■ TO DO ■
The result should be every line of the listing that holds the word "合同履行期限".

■ INPUT DATA ■
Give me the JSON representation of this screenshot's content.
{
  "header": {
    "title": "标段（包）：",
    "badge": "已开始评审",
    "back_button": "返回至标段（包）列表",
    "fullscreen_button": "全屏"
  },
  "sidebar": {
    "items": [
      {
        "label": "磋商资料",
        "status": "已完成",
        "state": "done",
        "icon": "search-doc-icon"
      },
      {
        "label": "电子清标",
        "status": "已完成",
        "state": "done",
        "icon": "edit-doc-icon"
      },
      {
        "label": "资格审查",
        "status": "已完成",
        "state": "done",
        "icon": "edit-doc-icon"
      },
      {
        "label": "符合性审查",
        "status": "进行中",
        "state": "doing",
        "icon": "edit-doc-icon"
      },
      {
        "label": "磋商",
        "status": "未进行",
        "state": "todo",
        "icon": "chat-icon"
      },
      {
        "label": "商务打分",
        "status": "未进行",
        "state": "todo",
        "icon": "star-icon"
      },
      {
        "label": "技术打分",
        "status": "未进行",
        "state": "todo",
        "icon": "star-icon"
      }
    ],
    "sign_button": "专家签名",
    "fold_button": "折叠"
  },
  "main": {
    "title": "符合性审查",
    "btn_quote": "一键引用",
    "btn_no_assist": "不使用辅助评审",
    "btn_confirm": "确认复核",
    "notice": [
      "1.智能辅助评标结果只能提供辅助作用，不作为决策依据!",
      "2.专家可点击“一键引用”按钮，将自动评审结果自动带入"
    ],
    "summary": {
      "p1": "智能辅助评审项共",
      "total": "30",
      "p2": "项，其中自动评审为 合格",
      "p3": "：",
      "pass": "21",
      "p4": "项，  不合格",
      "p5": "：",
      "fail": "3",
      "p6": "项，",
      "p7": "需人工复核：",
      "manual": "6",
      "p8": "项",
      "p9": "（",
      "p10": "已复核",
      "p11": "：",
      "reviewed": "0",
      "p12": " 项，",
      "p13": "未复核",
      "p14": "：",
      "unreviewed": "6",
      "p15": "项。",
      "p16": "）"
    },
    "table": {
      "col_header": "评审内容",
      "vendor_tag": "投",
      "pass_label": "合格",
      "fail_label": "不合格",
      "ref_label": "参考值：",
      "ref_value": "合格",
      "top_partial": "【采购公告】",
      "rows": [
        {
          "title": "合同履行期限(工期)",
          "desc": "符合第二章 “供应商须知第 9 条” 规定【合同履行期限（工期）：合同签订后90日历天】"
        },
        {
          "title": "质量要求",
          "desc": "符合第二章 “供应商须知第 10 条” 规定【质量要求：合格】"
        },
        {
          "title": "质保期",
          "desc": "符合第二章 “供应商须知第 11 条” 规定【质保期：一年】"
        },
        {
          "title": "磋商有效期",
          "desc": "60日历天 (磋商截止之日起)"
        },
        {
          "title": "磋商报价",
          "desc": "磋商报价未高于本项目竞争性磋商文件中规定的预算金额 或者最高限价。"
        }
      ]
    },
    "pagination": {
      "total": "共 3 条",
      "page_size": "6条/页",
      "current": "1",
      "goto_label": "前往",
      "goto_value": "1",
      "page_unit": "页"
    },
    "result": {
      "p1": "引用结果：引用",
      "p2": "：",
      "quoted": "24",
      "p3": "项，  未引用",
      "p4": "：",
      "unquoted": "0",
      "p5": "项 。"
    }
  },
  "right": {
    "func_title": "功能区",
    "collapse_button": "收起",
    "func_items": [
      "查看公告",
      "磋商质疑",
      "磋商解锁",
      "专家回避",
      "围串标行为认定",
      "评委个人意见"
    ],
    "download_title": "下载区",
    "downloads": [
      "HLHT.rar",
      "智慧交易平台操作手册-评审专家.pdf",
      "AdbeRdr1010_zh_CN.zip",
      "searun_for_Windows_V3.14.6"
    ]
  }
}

■ ANSWER TO THE PROBLEM ■
          "title": "合同履行期限(工期)",
          "desc": "符合第二章 “供应商须知第 9 条” 规定【合同履行期限（工期）：合同签订后90日历天】"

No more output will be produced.